Task requirements:
Your task is to give the data again, exactly, with every line intact.

Dataset extract:
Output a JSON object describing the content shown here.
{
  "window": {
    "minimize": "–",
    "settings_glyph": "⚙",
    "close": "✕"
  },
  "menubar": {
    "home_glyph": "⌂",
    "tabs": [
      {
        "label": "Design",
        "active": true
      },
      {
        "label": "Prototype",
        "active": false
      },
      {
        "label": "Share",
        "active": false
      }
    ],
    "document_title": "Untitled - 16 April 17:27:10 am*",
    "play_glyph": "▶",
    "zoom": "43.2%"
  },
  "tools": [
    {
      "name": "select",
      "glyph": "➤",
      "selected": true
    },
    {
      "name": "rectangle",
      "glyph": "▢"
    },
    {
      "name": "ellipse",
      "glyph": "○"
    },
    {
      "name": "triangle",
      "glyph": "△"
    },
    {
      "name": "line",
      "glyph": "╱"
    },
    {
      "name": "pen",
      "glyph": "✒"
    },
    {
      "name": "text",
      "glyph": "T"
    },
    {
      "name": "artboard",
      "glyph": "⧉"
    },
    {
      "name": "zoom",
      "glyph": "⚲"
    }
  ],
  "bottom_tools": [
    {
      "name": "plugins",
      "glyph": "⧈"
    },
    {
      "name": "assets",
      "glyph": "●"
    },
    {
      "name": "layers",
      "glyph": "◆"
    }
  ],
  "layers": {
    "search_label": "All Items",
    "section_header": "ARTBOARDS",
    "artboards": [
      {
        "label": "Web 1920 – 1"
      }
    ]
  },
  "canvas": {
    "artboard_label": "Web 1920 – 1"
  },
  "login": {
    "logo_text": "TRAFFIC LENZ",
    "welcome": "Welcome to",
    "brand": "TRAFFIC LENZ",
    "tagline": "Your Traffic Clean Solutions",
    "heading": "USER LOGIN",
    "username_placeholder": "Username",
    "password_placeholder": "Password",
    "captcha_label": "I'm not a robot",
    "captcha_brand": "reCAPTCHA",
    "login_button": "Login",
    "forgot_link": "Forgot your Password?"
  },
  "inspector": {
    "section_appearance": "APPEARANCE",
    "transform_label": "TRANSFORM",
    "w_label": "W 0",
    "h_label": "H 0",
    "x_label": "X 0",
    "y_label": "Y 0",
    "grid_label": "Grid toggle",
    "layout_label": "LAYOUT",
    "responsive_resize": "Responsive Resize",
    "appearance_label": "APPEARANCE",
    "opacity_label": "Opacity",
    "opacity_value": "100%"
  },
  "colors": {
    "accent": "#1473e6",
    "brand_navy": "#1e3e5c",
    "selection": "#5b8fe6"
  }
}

Exercise solution:
Output a JSON object describing the content shown here.
{
  "window": {
    "minimize": "–",
    "settings_glyph": "⚙",
    "close": "✕"
  },
  "menubar": {
    "home_glyph": "⌂",
    "tabs": [
      {
        "label": "Design",
        "active": true
      },
      {
        "label": "Prototype",
        "active": false
      },
      {
        "label": "Share",
        "active": false
      }
    ],
    "document_title": "Untitled - 16 April 17:27:10 am*",
    "play_glyph": "▶",
    "zoom": "43.2%"
  },
  "tools": [
    {
      "name": "select",
      "glyph": "➤",
      "selected": true
    },
    {
      "name": "rectangle",
      "glyph": "▢"
    },
    {
      "name": "ellipse",
      "glyph": "○"
    },
    {
      "name": "triangle",
      "glyph": "△"
    },
    {
      "name": "line",
      "glyph": "╱"
    },
    {
      "name": "pen",
      "glyph": "✒"
    },
    {
      "name": "text",
      "glyph": "T"
    },
    {
      "name": "artboard",
      "glyph": "⧉"
    },
    {
      "name": "zoom",
      "glyph": "⚲"
    }
  ],
  "bottom_tools": [
    {
      "name": "plugins",
      "glyph": "⧈"
    },
    {
      "name": "assets",
      "glyph": "●"
    },
    {
      "name": "layers",
      "glyph": "◆"
    }
  ],
  "layers": {
    "search_label": "All Items",
    "section_header": "ARTBOARDS",
    "artboards": [
      {
        "label": "Web 1920 – 1"
      }
    ]
  },
  "canvas": {
    "artboard_label": "Web 1920 – 1"
  },
  "login": {
    "logo_text": "TRAFFIC LENZ",
    "welcome": "Welcome to",
    "brand": "TRAFFIC LENZ",
    "tagline": "Your Traffic Clean Solutions",
    "heading": "USER LOGIN",
    "username_placeholder": "Username",
    "password_placeholder": "Password",
    "captcha_label": "I'm not a robot",
    "captcha_brand": "reCAPTCHA",
    "login_button": "Login",
    "forgot_link": "Forgot your Password?"
  },
  "inspector": {
    "section_appearance": "APPEARANCE",
    "transform_label": "TRANSFORM",
    "w_label": "W 0",
    "h_label": "H 0",
    "x_label": "X 0",
    "y_label": "Y 0",
    "grid_label": "Grid toggle",
    "layout_label": "LAYOUT",
    "responsive_resize": "Responsive Resize",
    "appearance_label": "APPEARANCE",
    "opacity_label": "Opacity",
    "opacity_value": "100%"
  },
  "colors": {
    "accent": "#1473e6",
    "brand_navy": "#1e3e5c",
    "selection": "#5b8fe6"
  }
}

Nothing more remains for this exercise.